- I'm slowly making my way through James C. Davis' The Human Story: Our History from the Stone Age to Today. Davis taught history for thirty-four years at the University of Pennsylvania. His focus during those years was on European history, especially on the city of Venice and the lives of ordinary Europeans. But it's clear that Davis also spent some time teaching survey courses, covering the gamut of human history.
- H.W. Brands' Andrew Jackson: His Life and Times is the book I'm currently reading aloud to my wife on our driving trips. (She's the one behind the wheel, by the way.) I have to confess that I'm not an Andrew Jackson fan. But, true to the promise of the subtitle, Brands paints an interesting and vivid picture of both Jackson and the early American frontier from which he sprang. The United States was a blank vista that white men of ambition were able to conquer and nobody was a more assiduous conqueror--military or political--than Andrew Jackson. I still don't like him, but Brands is a fine writer who informs his reader as he entertains.
- Most weeks, I spend a few hours studying in the library of a local Roman Catholic seminary. Their reference books help me to prepare my sermons and other writing. The library is on summer hours now, open only in the afternoons. Last week, I arrived a bit early and sauntered down to a room that houses books that have been donated to the seminary, but which the library can't use. There, I found a book I cited in my message last Sunday: Three Priorities for a Strong Local Church.
Joseph F. Girzone, forced more than twenty years ago to retire as an active priest for health reasons, has nonetheless become a best-selling author and speaker. Girzone is most famous for his novel, Joshua, later turned into a film starring F. Murray Abraham.
- Right now, I'm reading his book called Trinity: A New Living Spirituality, which I cited in this post.
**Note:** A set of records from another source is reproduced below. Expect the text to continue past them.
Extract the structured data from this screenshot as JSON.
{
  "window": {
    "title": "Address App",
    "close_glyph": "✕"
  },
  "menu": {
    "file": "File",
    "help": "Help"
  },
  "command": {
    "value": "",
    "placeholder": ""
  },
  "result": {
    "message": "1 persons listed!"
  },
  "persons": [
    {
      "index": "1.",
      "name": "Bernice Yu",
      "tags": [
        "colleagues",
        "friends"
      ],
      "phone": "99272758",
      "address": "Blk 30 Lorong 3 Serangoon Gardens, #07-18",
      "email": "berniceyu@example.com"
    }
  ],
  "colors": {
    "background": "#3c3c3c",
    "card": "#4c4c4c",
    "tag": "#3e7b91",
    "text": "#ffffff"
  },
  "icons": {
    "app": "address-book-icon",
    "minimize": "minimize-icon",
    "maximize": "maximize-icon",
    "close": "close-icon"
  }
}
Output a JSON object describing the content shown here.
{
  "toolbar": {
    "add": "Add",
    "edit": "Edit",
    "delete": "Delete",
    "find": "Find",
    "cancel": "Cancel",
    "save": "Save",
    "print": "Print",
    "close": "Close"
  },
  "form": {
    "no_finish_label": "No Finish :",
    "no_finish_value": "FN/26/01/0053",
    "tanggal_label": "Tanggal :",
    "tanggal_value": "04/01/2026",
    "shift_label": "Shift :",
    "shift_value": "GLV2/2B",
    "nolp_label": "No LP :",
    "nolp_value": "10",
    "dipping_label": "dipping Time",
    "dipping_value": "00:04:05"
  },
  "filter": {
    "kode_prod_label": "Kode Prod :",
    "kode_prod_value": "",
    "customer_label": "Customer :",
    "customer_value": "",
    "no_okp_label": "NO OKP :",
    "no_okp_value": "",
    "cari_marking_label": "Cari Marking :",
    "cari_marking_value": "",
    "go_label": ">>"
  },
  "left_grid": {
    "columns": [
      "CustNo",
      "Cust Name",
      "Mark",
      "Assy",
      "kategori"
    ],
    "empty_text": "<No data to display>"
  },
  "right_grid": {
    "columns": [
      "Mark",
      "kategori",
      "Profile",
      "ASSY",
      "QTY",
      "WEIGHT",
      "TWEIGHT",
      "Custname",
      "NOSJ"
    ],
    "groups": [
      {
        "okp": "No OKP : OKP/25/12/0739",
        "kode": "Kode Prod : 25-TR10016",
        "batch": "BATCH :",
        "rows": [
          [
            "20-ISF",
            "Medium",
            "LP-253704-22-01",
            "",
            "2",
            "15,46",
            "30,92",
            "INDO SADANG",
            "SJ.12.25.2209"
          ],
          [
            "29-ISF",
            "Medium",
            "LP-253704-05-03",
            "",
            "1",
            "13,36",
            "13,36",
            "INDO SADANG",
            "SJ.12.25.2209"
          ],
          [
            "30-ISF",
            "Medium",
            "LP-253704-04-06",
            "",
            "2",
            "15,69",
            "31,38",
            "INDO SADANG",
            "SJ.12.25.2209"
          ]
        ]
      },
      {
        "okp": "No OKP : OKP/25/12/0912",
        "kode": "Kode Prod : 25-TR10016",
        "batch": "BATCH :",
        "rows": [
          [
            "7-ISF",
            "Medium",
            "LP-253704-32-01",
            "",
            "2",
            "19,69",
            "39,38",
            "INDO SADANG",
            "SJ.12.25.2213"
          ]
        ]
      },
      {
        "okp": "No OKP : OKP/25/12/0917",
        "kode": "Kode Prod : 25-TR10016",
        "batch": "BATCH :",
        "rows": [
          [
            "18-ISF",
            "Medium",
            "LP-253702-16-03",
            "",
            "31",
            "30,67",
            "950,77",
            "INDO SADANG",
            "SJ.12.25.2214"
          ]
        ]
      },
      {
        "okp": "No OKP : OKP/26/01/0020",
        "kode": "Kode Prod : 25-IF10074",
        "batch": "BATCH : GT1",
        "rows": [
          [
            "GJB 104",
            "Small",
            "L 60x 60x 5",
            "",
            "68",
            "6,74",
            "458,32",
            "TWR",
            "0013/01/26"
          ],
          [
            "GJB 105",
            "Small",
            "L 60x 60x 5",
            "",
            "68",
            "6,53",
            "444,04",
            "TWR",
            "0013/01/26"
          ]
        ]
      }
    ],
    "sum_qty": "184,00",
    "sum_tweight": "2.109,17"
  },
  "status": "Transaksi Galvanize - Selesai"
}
I'm about halfway through Trinity and so far, what I admire most about it is that rather than trying to explain the Triune God as a theological doctrine, Girzone sets out to help the reader experience the ways in which God has revealed Himself as one God in three Persons. (He also demonstrates, as my seminary professor Ron Hals did in his book, Grace and Faith in the Old Testament, the consistency between the God revealed in Old Testament times and Jesus, God-in-the-flesh, as seen in the first century.) It's a book brimming with warmth.
- Mark Dahle is a Lutheran pastor in southern California, who I met last year. (And wrote about here.) Dahle has a new book out about healing, called simply, How to Pray for Healing (and what to do when nothing happens). Actually, I'm now in the process of re-reading the book, attempting to digest it fully.
Dahle has self-published the book, which can be purchased by check for $10.00, the check payable to "How to Pray for Healing." The address: PO Box 8309, La Jolla, CA 92308.
I'm still trying to figure out what I think of Mark Dahle's book. If you read it, let me know your reaction.